__Task item__:
All lines holding the word "Parent" are to be copied from the records beneath.

Records from a data collection
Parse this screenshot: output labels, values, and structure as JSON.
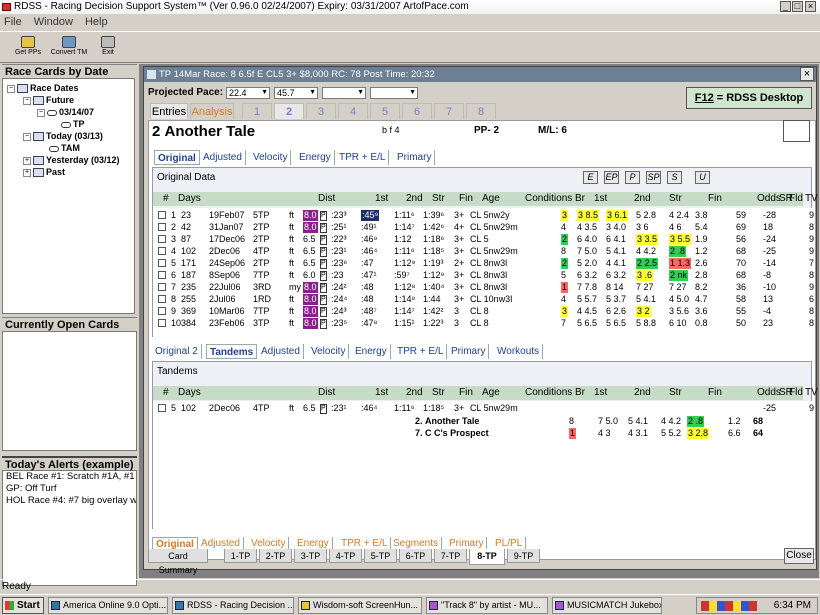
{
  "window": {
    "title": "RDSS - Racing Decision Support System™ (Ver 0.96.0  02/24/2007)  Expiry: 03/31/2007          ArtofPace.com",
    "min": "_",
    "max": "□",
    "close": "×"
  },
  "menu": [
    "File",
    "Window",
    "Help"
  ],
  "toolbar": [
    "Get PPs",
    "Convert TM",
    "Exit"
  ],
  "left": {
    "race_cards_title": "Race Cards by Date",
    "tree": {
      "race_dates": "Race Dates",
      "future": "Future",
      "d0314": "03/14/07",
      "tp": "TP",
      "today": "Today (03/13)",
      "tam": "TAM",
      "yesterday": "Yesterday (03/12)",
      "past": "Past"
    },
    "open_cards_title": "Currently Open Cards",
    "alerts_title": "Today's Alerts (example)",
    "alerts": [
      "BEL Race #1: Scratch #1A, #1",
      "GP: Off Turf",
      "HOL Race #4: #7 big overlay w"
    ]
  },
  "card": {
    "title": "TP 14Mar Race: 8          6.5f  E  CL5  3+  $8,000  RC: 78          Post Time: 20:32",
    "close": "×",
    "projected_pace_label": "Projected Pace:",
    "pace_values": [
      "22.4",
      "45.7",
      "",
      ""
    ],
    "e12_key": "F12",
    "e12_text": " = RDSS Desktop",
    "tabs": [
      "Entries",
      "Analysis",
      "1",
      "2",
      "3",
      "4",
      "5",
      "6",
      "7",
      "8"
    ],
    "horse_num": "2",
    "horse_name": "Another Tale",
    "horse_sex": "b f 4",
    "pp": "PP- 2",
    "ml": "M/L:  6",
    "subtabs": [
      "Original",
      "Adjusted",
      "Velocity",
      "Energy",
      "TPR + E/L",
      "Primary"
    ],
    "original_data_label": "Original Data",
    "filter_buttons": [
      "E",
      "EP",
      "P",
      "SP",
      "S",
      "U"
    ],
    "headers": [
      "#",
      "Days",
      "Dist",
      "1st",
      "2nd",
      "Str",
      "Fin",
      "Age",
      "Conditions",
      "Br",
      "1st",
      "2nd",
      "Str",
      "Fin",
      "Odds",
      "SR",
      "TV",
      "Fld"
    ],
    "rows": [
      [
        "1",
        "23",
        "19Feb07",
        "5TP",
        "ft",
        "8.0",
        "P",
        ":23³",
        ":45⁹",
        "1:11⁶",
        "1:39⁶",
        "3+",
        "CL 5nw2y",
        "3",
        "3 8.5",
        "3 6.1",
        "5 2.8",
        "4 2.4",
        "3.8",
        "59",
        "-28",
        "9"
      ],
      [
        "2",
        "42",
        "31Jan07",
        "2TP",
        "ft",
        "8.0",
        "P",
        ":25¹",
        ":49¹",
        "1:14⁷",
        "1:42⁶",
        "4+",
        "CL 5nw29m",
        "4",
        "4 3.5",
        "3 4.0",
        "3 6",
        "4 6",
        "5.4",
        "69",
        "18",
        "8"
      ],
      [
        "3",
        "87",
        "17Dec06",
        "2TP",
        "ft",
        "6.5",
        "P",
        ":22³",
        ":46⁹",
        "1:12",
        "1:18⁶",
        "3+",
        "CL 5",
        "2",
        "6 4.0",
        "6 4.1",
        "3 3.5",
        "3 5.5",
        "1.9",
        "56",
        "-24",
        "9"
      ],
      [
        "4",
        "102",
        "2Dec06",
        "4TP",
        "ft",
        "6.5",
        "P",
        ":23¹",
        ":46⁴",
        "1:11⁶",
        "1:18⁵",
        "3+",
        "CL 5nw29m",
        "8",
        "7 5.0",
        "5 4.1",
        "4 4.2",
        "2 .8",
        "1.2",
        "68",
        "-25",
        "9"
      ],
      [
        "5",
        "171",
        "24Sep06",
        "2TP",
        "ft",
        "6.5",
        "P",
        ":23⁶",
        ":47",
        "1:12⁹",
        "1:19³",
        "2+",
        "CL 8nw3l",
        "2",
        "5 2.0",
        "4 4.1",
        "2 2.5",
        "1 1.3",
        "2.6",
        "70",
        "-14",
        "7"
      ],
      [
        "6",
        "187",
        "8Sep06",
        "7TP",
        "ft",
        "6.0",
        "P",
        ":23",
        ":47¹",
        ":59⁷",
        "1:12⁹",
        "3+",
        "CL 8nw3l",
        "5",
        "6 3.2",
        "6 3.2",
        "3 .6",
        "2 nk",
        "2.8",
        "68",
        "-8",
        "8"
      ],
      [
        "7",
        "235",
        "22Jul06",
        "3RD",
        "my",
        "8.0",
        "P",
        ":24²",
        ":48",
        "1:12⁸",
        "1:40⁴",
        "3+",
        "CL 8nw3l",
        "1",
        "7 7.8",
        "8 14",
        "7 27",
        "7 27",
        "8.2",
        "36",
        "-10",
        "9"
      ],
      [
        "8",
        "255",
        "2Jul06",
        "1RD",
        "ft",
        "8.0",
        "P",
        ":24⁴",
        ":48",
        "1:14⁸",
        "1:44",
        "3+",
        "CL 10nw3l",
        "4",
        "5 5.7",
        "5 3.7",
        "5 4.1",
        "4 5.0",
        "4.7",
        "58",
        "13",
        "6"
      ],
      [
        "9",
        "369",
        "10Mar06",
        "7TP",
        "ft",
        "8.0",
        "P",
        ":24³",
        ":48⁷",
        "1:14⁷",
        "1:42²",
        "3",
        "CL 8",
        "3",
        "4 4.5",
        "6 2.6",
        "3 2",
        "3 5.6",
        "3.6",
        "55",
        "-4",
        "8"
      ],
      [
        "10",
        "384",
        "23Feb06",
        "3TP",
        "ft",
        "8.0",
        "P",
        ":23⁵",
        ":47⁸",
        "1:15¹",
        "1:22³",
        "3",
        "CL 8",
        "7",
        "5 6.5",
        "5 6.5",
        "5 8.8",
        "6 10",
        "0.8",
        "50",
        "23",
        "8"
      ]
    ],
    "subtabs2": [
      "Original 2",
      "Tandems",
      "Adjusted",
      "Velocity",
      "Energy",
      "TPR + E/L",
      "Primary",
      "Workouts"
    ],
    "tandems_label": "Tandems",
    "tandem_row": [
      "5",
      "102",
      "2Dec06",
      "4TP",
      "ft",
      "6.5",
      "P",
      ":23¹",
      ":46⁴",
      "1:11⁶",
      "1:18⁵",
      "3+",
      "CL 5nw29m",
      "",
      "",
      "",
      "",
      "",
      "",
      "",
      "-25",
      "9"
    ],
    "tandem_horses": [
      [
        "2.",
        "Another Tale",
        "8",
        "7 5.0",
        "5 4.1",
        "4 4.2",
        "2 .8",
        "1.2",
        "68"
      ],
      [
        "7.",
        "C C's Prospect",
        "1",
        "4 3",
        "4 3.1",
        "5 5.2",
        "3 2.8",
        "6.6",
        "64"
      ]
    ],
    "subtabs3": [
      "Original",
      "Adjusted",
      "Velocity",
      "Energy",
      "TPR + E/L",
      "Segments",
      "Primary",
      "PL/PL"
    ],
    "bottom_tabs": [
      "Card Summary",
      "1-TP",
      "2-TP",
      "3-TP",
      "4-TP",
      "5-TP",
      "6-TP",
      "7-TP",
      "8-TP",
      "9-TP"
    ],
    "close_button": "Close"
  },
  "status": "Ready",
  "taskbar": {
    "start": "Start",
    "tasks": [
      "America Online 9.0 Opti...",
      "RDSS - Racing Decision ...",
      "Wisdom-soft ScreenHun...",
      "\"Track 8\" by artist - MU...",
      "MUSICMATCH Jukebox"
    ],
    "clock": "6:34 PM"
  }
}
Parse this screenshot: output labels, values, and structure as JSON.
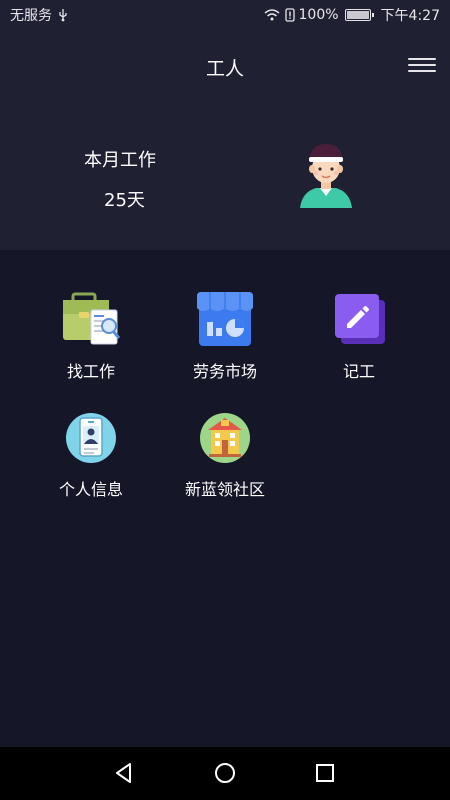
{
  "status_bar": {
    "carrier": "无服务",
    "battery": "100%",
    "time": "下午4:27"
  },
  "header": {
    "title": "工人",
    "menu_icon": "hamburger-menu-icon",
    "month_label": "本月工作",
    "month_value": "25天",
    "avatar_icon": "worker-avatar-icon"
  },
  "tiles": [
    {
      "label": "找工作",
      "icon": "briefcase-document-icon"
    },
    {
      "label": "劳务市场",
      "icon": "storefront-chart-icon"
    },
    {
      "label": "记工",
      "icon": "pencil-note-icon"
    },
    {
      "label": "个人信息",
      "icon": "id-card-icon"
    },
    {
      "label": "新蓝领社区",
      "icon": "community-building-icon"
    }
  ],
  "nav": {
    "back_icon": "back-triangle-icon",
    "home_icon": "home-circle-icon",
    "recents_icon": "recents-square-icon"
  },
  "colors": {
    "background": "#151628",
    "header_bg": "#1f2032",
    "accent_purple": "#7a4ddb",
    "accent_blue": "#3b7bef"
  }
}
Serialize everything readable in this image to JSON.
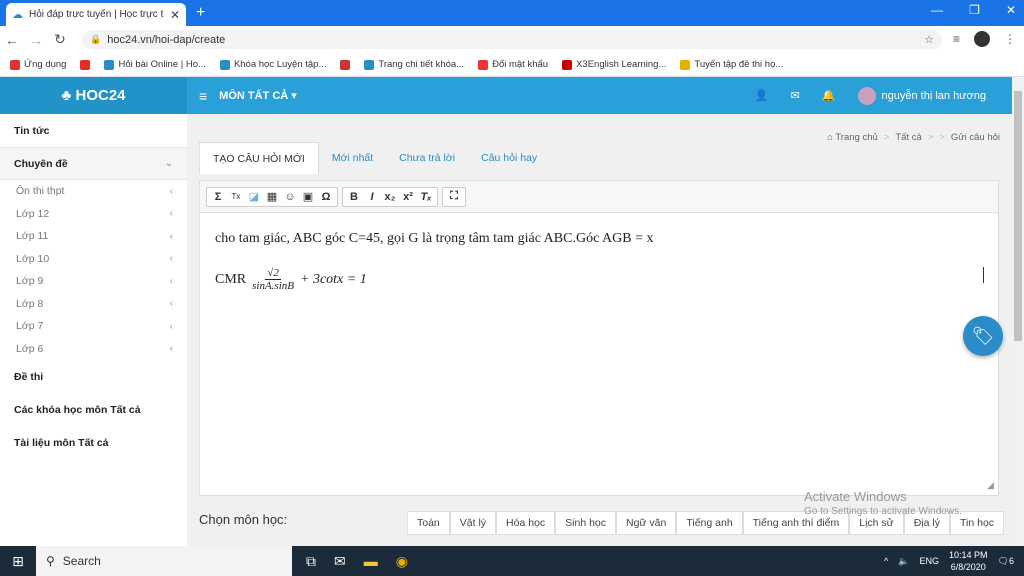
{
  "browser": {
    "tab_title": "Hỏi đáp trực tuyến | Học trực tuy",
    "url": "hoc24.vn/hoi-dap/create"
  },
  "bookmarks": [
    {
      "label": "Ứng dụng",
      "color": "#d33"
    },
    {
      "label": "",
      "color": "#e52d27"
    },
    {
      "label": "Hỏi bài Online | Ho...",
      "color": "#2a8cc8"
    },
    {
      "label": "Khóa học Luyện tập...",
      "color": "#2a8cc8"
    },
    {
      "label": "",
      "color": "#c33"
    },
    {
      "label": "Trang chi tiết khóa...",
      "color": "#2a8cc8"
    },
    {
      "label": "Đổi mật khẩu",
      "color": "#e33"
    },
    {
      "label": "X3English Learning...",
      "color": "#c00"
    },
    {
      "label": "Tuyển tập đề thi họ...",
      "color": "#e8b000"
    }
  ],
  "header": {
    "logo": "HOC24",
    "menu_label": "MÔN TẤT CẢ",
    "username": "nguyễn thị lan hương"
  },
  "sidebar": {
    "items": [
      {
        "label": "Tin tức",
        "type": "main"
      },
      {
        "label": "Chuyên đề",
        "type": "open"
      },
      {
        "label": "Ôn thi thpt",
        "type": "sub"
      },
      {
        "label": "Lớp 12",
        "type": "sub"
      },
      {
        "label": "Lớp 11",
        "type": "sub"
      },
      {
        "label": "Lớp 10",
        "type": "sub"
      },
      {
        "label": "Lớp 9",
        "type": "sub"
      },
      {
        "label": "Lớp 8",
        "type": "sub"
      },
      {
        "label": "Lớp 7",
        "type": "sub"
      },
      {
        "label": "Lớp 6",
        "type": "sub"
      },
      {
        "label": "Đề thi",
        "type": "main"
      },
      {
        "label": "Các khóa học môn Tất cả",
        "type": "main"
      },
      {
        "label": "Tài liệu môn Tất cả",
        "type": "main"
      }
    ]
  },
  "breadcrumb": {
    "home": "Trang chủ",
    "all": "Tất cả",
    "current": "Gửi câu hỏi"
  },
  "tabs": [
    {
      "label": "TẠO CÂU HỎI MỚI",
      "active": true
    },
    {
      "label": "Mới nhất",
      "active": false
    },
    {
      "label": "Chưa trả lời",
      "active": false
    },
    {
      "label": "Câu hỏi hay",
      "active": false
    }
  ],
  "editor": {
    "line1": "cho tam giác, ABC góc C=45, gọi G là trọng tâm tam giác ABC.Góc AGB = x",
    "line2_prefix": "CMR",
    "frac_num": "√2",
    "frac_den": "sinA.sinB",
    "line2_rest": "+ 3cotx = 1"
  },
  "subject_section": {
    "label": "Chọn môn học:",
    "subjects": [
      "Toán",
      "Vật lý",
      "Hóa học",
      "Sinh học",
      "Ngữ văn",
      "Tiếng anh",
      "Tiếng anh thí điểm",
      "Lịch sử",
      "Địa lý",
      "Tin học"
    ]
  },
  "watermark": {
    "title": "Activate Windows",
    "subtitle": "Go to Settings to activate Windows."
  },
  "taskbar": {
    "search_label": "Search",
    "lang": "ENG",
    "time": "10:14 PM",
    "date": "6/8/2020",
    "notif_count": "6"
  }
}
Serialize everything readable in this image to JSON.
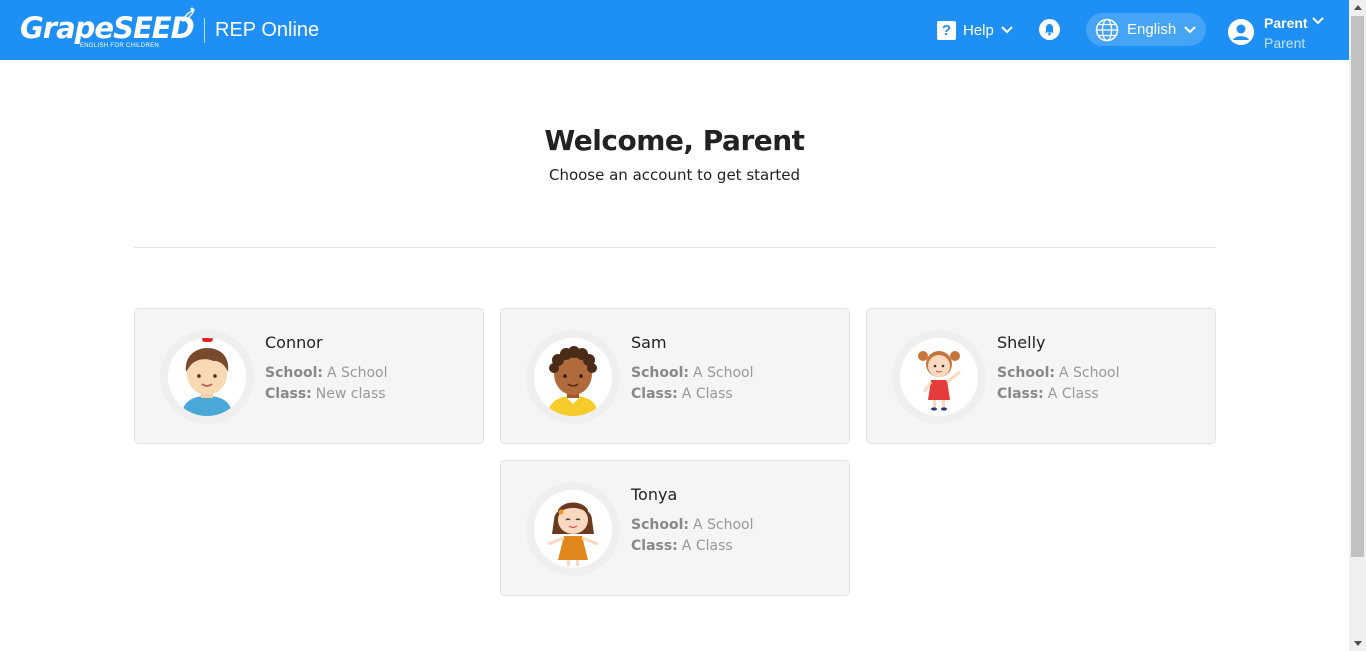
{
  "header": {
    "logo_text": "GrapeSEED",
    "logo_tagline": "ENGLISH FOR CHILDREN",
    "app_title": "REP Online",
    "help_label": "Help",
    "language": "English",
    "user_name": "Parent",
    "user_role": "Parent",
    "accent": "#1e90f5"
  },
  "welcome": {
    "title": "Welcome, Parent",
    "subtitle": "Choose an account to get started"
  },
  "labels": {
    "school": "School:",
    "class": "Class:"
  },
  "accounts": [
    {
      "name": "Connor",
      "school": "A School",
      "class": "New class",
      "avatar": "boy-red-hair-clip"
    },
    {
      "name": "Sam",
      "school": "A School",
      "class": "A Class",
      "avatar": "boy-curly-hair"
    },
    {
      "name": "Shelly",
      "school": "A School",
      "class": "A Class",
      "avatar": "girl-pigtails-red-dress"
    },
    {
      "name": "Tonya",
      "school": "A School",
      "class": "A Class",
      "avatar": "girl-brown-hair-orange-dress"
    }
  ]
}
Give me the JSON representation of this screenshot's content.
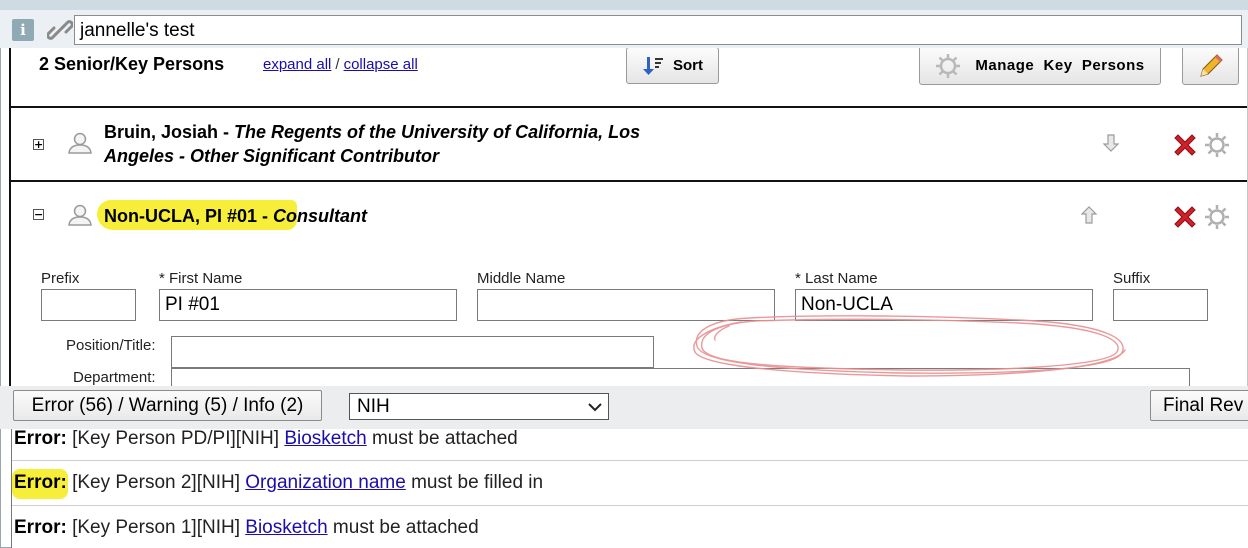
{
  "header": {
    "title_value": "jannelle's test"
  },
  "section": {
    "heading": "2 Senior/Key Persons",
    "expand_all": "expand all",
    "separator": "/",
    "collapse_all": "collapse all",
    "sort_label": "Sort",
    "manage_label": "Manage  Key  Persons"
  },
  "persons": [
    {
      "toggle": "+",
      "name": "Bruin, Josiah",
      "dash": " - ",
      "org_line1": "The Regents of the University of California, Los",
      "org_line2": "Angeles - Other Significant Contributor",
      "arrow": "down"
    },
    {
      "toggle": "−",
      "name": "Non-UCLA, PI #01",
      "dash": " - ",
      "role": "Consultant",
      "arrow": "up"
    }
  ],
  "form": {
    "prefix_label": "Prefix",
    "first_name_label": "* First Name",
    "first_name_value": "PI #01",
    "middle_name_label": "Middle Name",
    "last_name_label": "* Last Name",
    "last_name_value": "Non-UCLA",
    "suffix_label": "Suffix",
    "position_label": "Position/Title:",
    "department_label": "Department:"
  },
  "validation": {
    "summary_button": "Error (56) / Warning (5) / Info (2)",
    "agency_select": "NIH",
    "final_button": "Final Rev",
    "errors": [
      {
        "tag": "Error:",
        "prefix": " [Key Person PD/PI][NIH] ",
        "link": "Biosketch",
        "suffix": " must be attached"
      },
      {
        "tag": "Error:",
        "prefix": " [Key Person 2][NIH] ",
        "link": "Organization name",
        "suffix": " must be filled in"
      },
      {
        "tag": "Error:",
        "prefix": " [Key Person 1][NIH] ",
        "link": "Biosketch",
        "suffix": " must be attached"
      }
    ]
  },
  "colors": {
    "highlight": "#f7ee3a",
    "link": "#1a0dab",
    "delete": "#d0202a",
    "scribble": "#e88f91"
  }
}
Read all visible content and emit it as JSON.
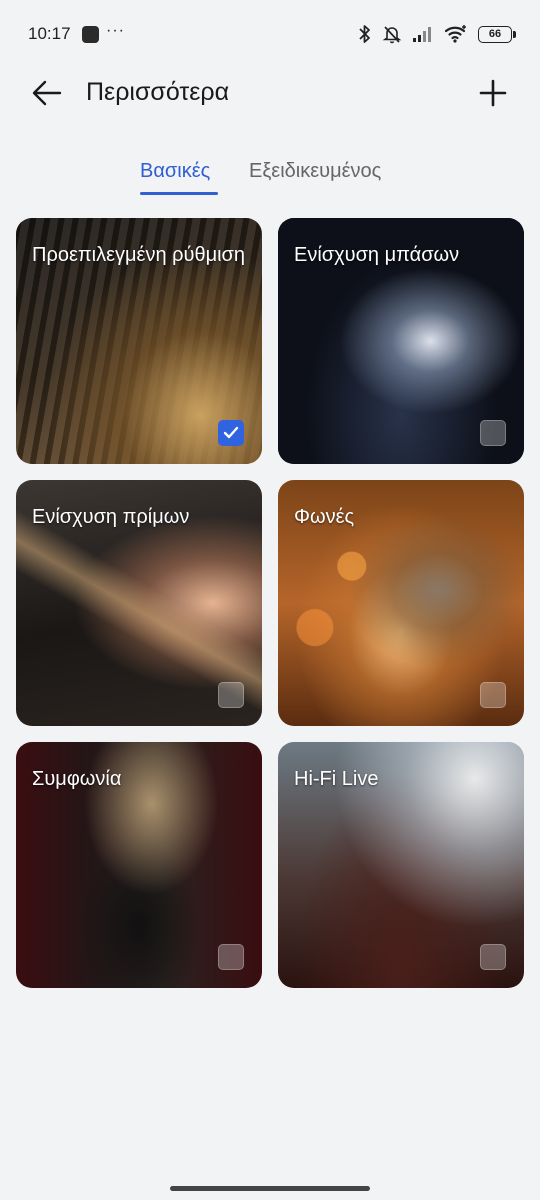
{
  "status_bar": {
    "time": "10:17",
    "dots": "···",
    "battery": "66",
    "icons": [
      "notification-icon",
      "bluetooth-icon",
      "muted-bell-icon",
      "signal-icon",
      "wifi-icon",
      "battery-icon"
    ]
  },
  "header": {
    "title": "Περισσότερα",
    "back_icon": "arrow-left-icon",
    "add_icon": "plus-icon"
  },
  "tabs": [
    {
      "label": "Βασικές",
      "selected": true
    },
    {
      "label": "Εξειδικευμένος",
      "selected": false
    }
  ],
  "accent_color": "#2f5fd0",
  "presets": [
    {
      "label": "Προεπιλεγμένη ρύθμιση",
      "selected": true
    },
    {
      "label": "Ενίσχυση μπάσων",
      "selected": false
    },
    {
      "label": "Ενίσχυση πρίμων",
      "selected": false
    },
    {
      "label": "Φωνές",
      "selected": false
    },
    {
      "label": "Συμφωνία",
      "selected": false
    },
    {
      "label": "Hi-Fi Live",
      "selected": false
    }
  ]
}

__Your solution__:
    "user_name": "Parent",
    "user_role": "Parent",
    "title": "Welcome, Parent",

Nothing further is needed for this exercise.